The plant would have been Rio Tinto's largest worldwide, with the capacity to produce 674 000 t/y. It had been scheduled to start operating in 2016.
"This was a difficult decision to make, given that we have very much enjoyed the professionalism and collaboration of the Paraguayan authorities," the company's Canadian subsidiary Rio Tinto Alcan said in a statement. "Having said that, we cannot avoid the reality of current market conditions."

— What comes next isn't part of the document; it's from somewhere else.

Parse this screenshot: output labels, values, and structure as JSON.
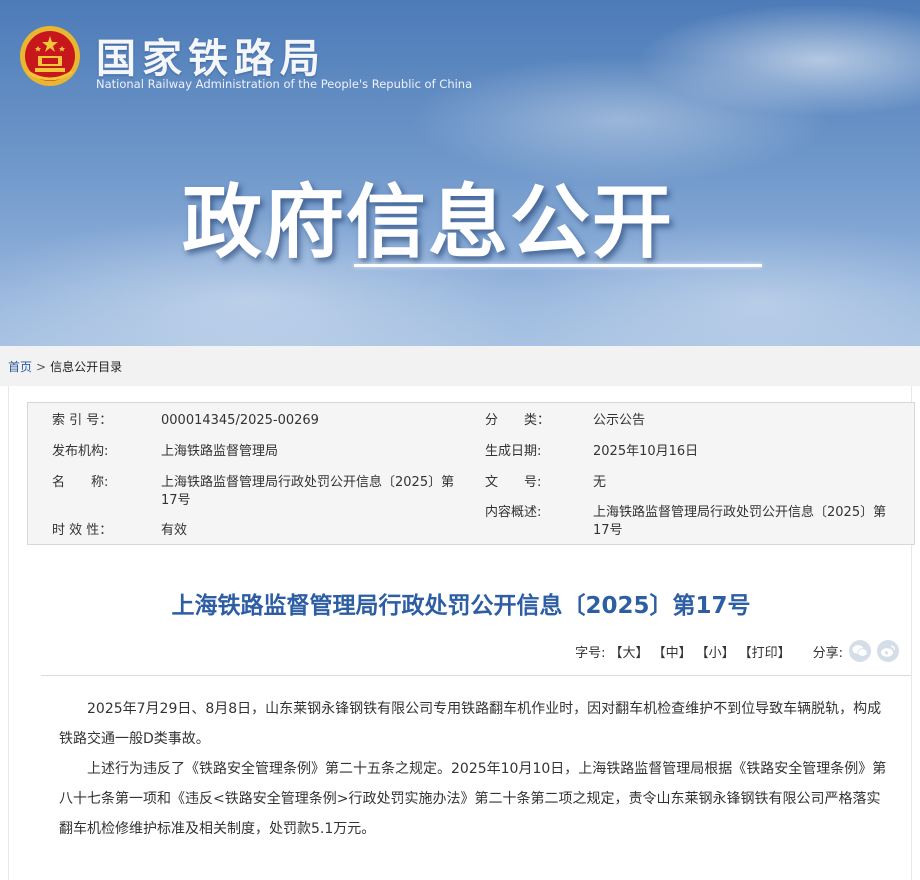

Finance minister German Rojas said that the decision was driven by the company's need to cut costs in the face of fragile world commodity prices, aluminium prices in particular.